▸ **RECORDS SHOWN**
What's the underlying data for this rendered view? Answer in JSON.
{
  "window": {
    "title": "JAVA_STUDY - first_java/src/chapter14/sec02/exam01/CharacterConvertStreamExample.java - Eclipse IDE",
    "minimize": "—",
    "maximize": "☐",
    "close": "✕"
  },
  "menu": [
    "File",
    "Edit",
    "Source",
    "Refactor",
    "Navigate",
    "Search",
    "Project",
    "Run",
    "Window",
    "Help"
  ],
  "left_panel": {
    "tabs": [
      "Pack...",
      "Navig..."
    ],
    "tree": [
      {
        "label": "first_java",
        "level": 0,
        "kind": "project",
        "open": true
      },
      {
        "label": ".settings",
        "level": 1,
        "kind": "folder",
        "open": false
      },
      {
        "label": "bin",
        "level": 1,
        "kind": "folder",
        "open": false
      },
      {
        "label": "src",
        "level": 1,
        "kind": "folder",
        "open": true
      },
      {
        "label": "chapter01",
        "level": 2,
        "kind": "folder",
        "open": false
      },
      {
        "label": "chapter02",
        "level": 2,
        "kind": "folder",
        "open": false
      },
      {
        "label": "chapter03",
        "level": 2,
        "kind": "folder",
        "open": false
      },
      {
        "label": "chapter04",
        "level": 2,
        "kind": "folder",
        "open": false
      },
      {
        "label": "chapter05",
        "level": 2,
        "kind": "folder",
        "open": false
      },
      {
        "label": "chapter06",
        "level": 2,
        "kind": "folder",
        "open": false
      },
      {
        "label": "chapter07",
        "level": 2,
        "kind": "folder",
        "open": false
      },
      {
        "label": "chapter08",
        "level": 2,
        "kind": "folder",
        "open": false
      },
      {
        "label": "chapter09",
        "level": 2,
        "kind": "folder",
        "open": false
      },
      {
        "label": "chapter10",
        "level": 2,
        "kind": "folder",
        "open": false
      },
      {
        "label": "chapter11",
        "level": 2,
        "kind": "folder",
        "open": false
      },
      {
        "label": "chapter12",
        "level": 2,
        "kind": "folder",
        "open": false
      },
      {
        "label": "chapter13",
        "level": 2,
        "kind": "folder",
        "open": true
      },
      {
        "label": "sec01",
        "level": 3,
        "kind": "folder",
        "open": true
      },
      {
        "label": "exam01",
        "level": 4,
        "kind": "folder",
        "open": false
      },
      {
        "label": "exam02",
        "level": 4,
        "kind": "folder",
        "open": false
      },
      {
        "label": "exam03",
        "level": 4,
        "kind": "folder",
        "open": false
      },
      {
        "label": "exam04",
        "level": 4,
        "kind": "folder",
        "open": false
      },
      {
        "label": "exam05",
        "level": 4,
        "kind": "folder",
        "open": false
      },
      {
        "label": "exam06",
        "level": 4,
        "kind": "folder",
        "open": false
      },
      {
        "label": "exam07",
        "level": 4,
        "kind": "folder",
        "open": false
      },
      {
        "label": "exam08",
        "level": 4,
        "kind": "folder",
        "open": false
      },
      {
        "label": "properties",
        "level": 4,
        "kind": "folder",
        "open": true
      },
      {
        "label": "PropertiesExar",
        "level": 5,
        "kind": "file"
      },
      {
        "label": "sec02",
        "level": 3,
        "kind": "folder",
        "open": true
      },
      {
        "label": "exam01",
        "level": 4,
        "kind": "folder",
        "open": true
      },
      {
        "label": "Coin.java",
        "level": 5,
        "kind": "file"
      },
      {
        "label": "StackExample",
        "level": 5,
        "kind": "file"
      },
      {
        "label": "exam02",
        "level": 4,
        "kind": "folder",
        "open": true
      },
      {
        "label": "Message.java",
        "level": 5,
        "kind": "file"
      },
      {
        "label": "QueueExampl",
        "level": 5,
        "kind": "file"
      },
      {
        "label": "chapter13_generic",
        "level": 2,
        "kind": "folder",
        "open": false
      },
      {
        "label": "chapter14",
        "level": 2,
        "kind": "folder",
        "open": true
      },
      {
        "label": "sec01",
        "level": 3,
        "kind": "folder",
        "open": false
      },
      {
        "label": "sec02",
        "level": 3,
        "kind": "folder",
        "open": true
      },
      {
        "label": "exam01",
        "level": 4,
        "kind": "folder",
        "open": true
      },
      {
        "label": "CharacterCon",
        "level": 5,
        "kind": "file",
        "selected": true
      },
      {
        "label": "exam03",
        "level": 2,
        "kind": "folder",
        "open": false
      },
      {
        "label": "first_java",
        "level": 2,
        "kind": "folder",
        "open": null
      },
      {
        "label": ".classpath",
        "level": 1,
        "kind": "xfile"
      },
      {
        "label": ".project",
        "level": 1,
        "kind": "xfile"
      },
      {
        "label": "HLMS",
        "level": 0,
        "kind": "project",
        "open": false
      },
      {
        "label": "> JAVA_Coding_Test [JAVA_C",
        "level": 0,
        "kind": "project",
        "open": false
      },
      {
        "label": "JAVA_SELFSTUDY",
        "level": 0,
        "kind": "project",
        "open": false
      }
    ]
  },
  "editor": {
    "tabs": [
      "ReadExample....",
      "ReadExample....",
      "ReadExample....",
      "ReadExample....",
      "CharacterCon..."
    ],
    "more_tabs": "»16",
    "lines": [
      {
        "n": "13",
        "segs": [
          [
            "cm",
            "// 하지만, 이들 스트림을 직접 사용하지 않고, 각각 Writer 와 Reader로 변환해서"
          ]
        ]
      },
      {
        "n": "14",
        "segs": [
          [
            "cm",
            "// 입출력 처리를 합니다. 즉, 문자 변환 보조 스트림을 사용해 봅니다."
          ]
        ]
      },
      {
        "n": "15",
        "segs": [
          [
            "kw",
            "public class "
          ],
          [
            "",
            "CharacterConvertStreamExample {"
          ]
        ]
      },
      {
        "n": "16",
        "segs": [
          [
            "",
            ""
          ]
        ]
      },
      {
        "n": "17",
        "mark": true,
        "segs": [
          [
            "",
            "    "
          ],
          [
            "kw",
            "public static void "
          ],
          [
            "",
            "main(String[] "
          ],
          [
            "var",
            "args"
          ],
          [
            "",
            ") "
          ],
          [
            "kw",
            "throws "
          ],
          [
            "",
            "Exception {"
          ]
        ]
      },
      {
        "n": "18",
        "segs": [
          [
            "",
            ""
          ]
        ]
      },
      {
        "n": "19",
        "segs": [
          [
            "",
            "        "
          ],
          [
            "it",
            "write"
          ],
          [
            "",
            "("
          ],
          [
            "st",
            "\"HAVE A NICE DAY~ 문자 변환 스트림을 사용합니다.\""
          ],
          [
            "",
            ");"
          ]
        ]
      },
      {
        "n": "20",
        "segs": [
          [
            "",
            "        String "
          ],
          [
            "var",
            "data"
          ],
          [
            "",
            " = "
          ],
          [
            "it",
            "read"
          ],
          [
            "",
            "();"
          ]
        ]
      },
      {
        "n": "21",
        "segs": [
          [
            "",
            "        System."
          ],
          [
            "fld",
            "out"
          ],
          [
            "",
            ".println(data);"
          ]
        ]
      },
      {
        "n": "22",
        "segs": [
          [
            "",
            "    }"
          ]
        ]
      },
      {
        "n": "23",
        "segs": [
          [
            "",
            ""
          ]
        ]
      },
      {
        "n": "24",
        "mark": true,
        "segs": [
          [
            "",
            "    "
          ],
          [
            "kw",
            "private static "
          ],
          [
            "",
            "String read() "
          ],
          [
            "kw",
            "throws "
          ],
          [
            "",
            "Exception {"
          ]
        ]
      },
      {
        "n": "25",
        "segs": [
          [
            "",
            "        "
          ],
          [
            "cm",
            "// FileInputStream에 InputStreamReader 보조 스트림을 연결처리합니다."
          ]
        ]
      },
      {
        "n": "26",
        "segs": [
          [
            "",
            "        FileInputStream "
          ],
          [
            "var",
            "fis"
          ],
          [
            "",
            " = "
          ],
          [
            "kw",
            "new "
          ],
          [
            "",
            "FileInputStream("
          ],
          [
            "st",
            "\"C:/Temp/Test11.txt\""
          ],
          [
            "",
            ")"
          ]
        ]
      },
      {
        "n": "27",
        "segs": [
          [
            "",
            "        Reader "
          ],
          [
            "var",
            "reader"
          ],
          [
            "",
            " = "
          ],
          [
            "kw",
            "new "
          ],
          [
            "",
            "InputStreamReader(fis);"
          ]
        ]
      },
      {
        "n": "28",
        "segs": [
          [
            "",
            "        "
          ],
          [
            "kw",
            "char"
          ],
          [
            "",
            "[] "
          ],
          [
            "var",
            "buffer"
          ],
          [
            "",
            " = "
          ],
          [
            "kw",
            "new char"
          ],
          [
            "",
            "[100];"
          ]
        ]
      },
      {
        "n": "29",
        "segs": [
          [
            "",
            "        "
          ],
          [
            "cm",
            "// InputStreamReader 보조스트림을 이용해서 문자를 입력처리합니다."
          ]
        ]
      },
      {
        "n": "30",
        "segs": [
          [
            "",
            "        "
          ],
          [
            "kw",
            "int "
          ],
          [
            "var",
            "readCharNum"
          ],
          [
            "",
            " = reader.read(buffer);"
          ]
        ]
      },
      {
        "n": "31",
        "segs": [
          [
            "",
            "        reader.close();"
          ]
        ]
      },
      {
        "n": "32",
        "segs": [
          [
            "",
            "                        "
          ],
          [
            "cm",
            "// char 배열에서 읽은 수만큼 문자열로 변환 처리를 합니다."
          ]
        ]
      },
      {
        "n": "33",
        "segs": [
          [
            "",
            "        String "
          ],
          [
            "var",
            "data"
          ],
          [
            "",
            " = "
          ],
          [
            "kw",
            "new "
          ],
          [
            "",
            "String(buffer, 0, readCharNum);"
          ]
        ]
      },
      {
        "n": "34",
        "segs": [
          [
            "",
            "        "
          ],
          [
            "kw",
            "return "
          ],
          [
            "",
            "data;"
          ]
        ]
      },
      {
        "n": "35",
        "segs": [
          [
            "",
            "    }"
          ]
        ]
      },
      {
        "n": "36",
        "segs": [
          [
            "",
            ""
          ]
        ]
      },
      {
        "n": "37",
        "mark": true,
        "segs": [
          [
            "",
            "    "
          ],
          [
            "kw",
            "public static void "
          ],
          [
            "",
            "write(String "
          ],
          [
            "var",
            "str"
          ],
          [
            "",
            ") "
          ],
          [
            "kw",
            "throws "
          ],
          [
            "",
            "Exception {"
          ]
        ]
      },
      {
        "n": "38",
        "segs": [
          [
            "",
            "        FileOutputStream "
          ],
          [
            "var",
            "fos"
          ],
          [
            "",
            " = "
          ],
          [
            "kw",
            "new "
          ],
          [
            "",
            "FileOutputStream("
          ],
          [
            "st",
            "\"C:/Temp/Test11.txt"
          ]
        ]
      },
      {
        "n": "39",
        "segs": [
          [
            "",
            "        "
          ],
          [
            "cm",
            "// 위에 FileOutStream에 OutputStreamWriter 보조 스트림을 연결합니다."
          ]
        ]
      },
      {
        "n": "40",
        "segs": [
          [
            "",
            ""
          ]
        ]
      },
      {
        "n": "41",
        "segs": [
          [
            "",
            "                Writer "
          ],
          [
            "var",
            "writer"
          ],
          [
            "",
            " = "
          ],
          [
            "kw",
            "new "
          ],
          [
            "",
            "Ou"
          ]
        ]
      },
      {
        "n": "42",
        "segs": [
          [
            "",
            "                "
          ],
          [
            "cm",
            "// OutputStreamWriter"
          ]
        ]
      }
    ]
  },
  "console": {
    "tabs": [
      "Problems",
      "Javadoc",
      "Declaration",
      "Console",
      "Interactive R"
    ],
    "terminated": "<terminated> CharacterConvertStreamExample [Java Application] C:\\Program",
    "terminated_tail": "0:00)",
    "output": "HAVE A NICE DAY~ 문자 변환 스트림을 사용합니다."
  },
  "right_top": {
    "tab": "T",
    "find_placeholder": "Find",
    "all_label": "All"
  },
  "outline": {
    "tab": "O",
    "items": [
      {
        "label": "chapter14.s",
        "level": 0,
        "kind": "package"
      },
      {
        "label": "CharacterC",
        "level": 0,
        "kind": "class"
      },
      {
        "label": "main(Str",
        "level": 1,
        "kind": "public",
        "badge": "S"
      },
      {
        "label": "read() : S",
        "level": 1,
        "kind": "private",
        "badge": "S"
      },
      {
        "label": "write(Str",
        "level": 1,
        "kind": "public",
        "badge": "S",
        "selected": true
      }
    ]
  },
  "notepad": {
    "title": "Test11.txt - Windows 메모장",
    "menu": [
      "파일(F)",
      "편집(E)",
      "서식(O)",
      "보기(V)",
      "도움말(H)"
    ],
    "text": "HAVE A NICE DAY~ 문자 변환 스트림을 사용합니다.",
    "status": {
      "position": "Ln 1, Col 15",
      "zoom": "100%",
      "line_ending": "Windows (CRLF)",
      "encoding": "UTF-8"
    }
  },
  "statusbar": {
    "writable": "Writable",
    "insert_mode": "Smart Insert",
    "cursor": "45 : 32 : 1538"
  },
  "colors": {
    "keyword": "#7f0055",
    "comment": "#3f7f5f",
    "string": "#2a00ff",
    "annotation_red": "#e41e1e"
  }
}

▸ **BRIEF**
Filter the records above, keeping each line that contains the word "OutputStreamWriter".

▸ **TASK SOLUTION**
            "// 위에 FileOutStream에 OutputStreamWriter 보조 스트림을 연결합니다."
            "// OutputStreamWriter"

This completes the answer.